It’s Fall and that means it is time to break out the new Autumn beers. What? Beer just for Fall, you ask? That’s right. One of the most popular craft beer trends is seasonal brews. For some reason, we have been lead to believe that certain beers taste better during certain times of the year. Each time a different season rolls around, craft beer lovers(like me) flock, like so many stumbling sheep, to the beer store to buy up whatever seasonal offerings grace the shelves. The only mystery is how the craft brewers decide what beer goes with each season and how they tricked us into believing them.

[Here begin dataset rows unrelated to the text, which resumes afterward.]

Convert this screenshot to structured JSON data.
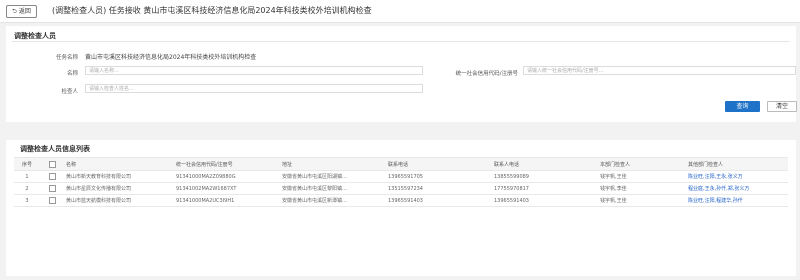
{
  "header": {
    "back_label": "返回",
    "back_icon": "arrow-left",
    "title": "(调整检查人员) 任务接收 黄山市屯溪区科技经济信息化局2024年科技类校外培训机构检查"
  },
  "form": {
    "section_title": "调整检查人员",
    "task_name_label": "任务名称",
    "task_name_value": "黄山市屯溪区科技经济信息化局2024年科技类校外培训机构检查",
    "name_label": "名称",
    "name_placeholder": "请输入名称...",
    "credit_label": "统一社会信用代码/注册号",
    "credit_placeholder": "请输入统一社会信用代码/注册号...",
    "inspector_label": "检查人",
    "inspector_placeholder": "请输入检查人姓名...",
    "query_label": "查询",
    "clear_label": "清空"
  },
  "list": {
    "title": "调整检查人员信息列表",
    "columns": [
      "序号",
      "",
      "名称",
      "统一社会信用代码/注册号",
      "地址",
      "联系电话",
      "联系人电话",
      "本部门检查人",
      "其他部门检查人"
    ],
    "rows": [
      [
        "1",
        "",
        "黄山市新天教育科技有限公司",
        "91341000MA2Z09880G",
        "安徽省黄山市屯溪区阳湖镇…",
        "13965591705",
        "13855599089",
        "钱宇帆,王佳",
        "陈业旺,汪阳,王永,张义万"
      ],
      [
        "2",
        "",
        "黄山市星辰文化传播有限公司",
        "91341002MA2W1687XT",
        "安徽省黄山市屯溪区黎阳镇…",
        "13515597234",
        "17755970817",
        "钱宇帆,李佳",
        "程业庭,王永,孙仟,郑,张义万"
      ],
      [
        "3",
        "",
        "黄山市蓝天航模科技有限公司",
        "91341000MA2UC3I9H1",
        "安徽省黄山市屯溪区新潭镇…",
        "13965591403",
        "13965591403",
        "钱宇帆,王佳",
        "陈业旺,汪阳,程建华,孙仟"
      ]
    ]
  },
  "colors": {
    "primary": "#1e73c8",
    "link": "#1e5fc8",
    "background": "#f2f2f2"
  }
}
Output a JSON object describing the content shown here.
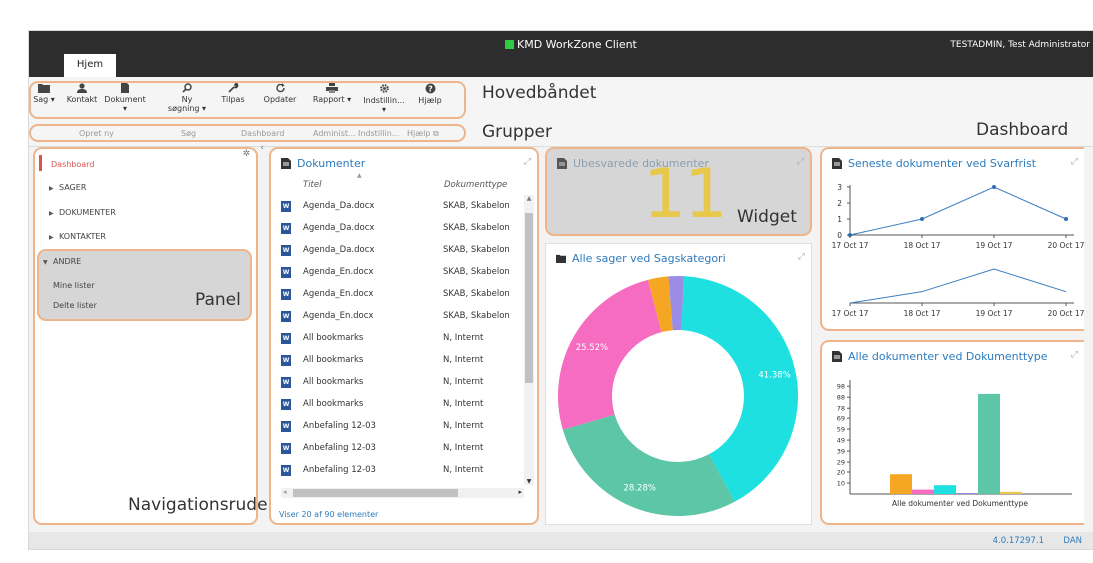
{
  "window": {
    "title": "KMD WorkZone Client",
    "user": "TESTADMIN, Test Administrator"
  },
  "tabs": [
    {
      "label": "Hjem"
    }
  ],
  "ribbon": {
    "buttons": [
      {
        "label": "Sag",
        "dropdown": true
      },
      {
        "label": "Kontakt"
      },
      {
        "label": "Dokument"
      },
      {
        "label": "Ny søgning"
      },
      {
        "label": "Tilpas"
      },
      {
        "label": "Opdater"
      },
      {
        "label": "Rapport",
        "dropdown": true
      },
      {
        "label": "Indstillin..."
      },
      {
        "label": "Hjælp"
      }
    ],
    "groups": [
      "Opret ny",
      "Søg",
      "Dashboard",
      "Administ...",
      "Indstillin...",
      "Hjælp"
    ]
  },
  "callouts": {
    "ribbon": "Hovedbåndet",
    "groups": "Grupper",
    "dashboard": "Dashboard",
    "widget": "Widget",
    "panel": "Panel",
    "nav": "Navigationsrude"
  },
  "nav": {
    "dashboard": "Dashboard",
    "items": [
      "SAGER",
      "DOKUMENTER",
      "KONTAKTER"
    ],
    "andre": "ANDRE",
    "sub": [
      "Mine lister",
      "Delte lister"
    ]
  },
  "documents": {
    "title": "Dokumenter",
    "columns": [
      "Titel",
      "Dokumenttype"
    ],
    "rows": [
      {
        "title": "Agenda_Da.docx",
        "type": "SKAB, Skabelon"
      },
      {
        "title": "Agenda_Da.docx",
        "type": "SKAB, Skabelon"
      },
      {
        "title": "Agenda_Da.docx",
        "type": "SKAB, Skabelon"
      },
      {
        "title": "Agenda_En.docx",
        "type": "SKAB, Skabelon"
      },
      {
        "title": "Agenda_En.docx",
        "type": "SKAB, Skabelon"
      },
      {
        "title": "Agenda_En.docx",
        "type": "SKAB, Skabelon"
      },
      {
        "title": "All bookmarks",
        "type": "N, Internt"
      },
      {
        "title": "All bookmarks",
        "type": "N, Internt"
      },
      {
        "title": "All bookmarks",
        "type": "N, Internt"
      },
      {
        "title": "All bookmarks",
        "type": "N, Internt"
      },
      {
        "title": "Anbefaling 12-03",
        "type": "N, Internt"
      },
      {
        "title": "Anbefaling 12-03",
        "type": "N, Internt"
      },
      {
        "title": "Anbefaling 12-03",
        "type": "N, Internt"
      }
    ],
    "footer": "Viser 20 af 90 elementer"
  },
  "widgets": {
    "unanswered": {
      "title": "Ubesvarede dokumenter",
      "value": "11"
    },
    "cases": {
      "title": "Alle sager ved Sagskategori"
    },
    "deadline": {
      "title": "Seneste dokumenter ved Svarfrist"
    },
    "doctype": {
      "title": "Alle dokumenter ved Dokumenttype"
    }
  },
  "status": {
    "version": "4.0.17297.1",
    "lang": "DAN"
  },
  "colors": {
    "accent": "#2e7bbd",
    "orange": "#f0b48a",
    "gold": "#e8c84a"
  },
  "chart_data": [
    {
      "type": "pie",
      "title": "Alle sager ved Sagskategori",
      "categories": [
        "",
        "",
        "",
        "",
        ""
      ],
      "values": [
        41.38,
        28.28,
        25.52,
        2.76,
        2.06
      ],
      "labels": [
        "41.38%",
        "28.28%",
        "25.52%",
        "",
        ""
      ],
      "colors": [
        "#1ee0e0",
        "#5cc6a6",
        "#f56cc0",
        "#f5a623",
        "#9b8ce6"
      ]
    },
    {
      "type": "line",
      "title": "Seneste dokumenter ved Svarfrist",
      "x": [
        "17 Oct 17",
        "18 Oct 17",
        "19 Oct 17",
        "20 Oct 17"
      ],
      "y_ticks": [
        "3",
        "2",
        "1",
        "0"
      ],
      "series": [
        {
          "values": [
            0,
            1,
            3,
            1
          ]
        }
      ],
      "ylim": [
        0,
        3
      ]
    },
    {
      "type": "line",
      "title": "Seneste dokumenter ved Svarfrist",
      "x": [
        "17 Oct 17",
        "18 Oct 17",
        "19 Oct 17",
        "20 Oct 17"
      ],
      "series": [
        {
          "values": [
            0,
            1,
            3,
            1
          ]
        }
      ],
      "ylim": [
        0,
        3
      ]
    },
    {
      "type": "bar",
      "title": "Alle dokumenter ved Dokumenttype",
      "xlabel": "Alle dokumenter ved Dokumenttype",
      "y_ticks": [
        "98",
        "88",
        "78",
        "69",
        "59",
        "49",
        "39",
        "29",
        "20",
        "10"
      ],
      "values": [
        18,
        4,
        8,
        0,
        91,
        2
      ],
      "colors": [
        "#f5a623",
        "#f56cc0",
        "#1ee0e0",
        "#9b8ce6",
        "#5cc6a6",
        "#e8c84a"
      ],
      "ylim": [
        0,
        100
      ]
    }
  ]
}
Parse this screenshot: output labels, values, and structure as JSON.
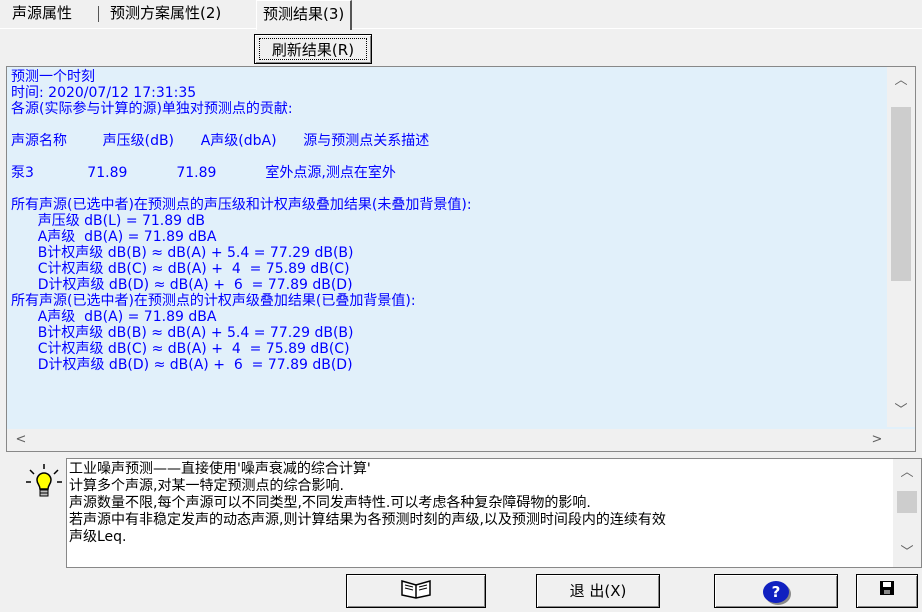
{
  "tabs": [
    "声源属性",
    "预测方案属性(2)",
    "预测结果(3)"
  ],
  "refresh_button": "刷新结果(R)",
  "results": {
    "lines": [
      "预测一个时刻",
      "时间: 2020/07/12 17:31:35",
      "各源(实际参与计算的源)单独对预测点的贡献:",
      "",
      "声源名称        声压级(dB)      A声级(dbA)      源与预测点关系描述",
      "",
      "泵3            71.89           71.89           室外点源,测点在室外",
      "",
      "所有声源(已选中者)在预测点的声压级和计权声级叠加结果(未叠加背景值):",
      "      声压级 dB(L) = 71.89 dB",
      "      A声级  dB(A) = 71.89 dBA",
      "      B计权声级 dB(B) ≈ dB(A) + 5.4 = 77.29 dB(B)",
      "      C计权声级 dB(C) ≈ dB(A) +  4  = 75.89 dB(C)",
      "      D计权声级 dB(D) ≈ dB(A) +  6  = 77.89 dB(D)",
      "所有声源(已选中者)在预测点的计权声级叠加结果(已叠加背景值):",
      "      A声级  dB(A) = 71.89 dBA",
      "      B计权声级 dB(B) ≈ dB(A) + 5.4 = 77.29 dB(B)",
      "      C计权声级 dB(C) ≈ dB(A) +  4  = 75.89 dB(C)",
      "      D计权声级 dB(D) ≈ dB(A) +  6  = 77.89 dB(D)"
    ]
  },
  "help": {
    "lines": [
      "        工业噪声预测——直接使用'噪声衰减的综合计算'",
      "        计算多个声源,对某一特定预测点的综合影响.",
      "        声源数量不限,每个声源可以不同类型,不同发声特性.可以考虑各种复杂障碍物的影响.",
      "        若声源中有非稳定发声的动态声源,则计算结果为各预测时刻的声级,以及预测时间段内的连续有效",
      "声级Leq."
    ]
  },
  "buttons": {
    "exit": "退 出(X)",
    "help_icon": "?"
  },
  "icons": {
    "book": "book-icon",
    "bulb": "lightbulb-icon",
    "save": "save-icon"
  },
  "colors": {
    "results_bg": "#e1f0fa",
    "results_text": "#0000ff"
  }
}
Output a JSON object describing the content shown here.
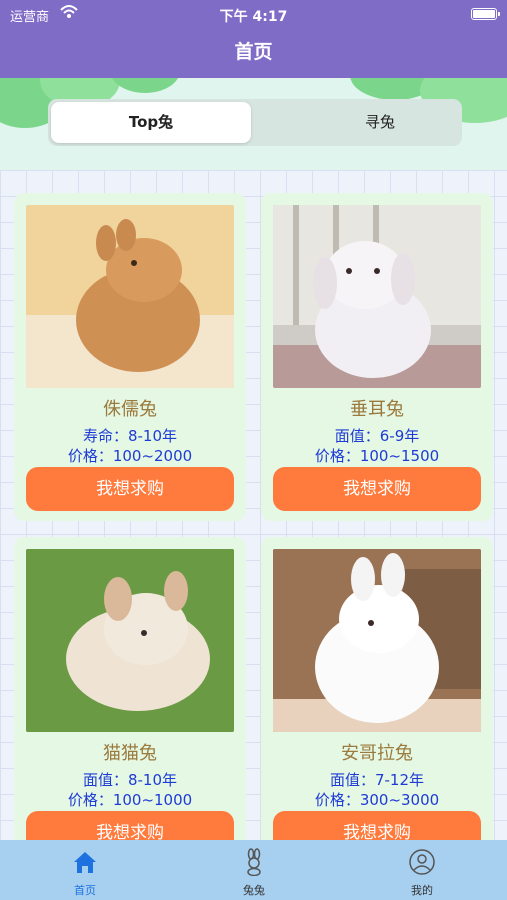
{
  "status_bar": {
    "carrier": "运营商",
    "time": "下午 4:17"
  },
  "nav": {
    "title": "首页"
  },
  "segments": {
    "active": "Top兔",
    "inactive": "寻兔"
  },
  "cards": [
    {
      "name": "侏儒兔",
      "line1": "寿命：8-10年",
      "line2": "价格：100~2000",
      "button": "我想求购"
    },
    {
      "name": "垂耳兔",
      "line1": "面值：6-9年",
      "line2": "价格：100~1500",
      "button": "我想求购"
    },
    {
      "name": "猫猫兔",
      "line1": "面值：8-10年",
      "line2": "价格：100~1000",
      "button": "我想求购"
    },
    {
      "name": "安哥拉兔",
      "line1": "面值：7-12年",
      "line2": "价格：300~3000",
      "button": "我想求购"
    }
  ],
  "tabs": [
    {
      "label": "首页",
      "icon": "home-icon",
      "active": true
    },
    {
      "label": "兔兔",
      "icon": "rabbit-icon",
      "active": false
    },
    {
      "label": "我的",
      "icon": "profile-icon",
      "active": false
    }
  ],
  "colors": {
    "nav": "#7f6cc7",
    "button": "#ff7a3d",
    "card": "#e4f8e4",
    "tabbar": "#a7cfef",
    "accent": "#1e72e0"
  }
}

Since it’s Autumn, let’s start there. Obviously, Fall is Halloween time, so that means pumpkins and monsters. While I’ve never tasted a beer made from the latter, I definitely have had my share of pumpkin beers. They make “Harvest” beers and even goose-stepped right into mass production of Oktoberfest brews. While these beers are all tasty, I’m not sure they taste any better in November than they would in April.
Now, let’s move onto Winter. This season hits us hard with the thick, heavy, high alcohol brews. Who can complain about that? Those are basically dinner in a glass. Winter allows us to use the cold as an excuse to funnel such styles as Imperial Stouts and Winter Warmers down our throats. It’s cold out, lets warm up with this Bourbon Barrel Aged Imperial Chocolate Stout or… we could just put on a sweater. The sweater is faster, but where is the light headed feeling of enjoyment and an inflated sense of self-esteem that comes with large quantities of alcohol?! If it’s mid-August and I want a Winter Warmer, I’ll just crank up the AC and strip down to my skivvies. Although, that may be the reason I was offered a “work from home” position.
Spring gets the least amount of falderol when it comes to beer. You might find a few certain styles, like Saison or DIPA that claim they are meant for Spring, but that’s just a trick to get us to buy those beers and I fall for it every time. Spring means slightly warmer temperatures, birds singing, rain, and mud. If I want a beer that tastes like rain, mud and bird crap, I’ll just grab some vintage Meister Brau out of the dumpster, behind the drugstore.
Once we hit summer, the craft breweries have convinced us that we want light, crisp beers, like IPAs or Pilsners, that quench our thirst. I’m a beer lover and I will admit that there are not many things better than a cold beer on a hot day, but thirst quenching? I think not. There’s a reason spectators don’t hold mugs of lager out to passing marathon runners. Once again, I’m not sure the flavor of any of these beers changes from month to month.
Hey, if the brewers want to give me a reason to drink in celebration of the changing of the seasons, who am I to argue? Plus, the sale price of off-season beer makes me feel like I’m not putting every brewer’s kid through college, just the smart ones. I just wish I could get out a seasonal liver to help speed up the process.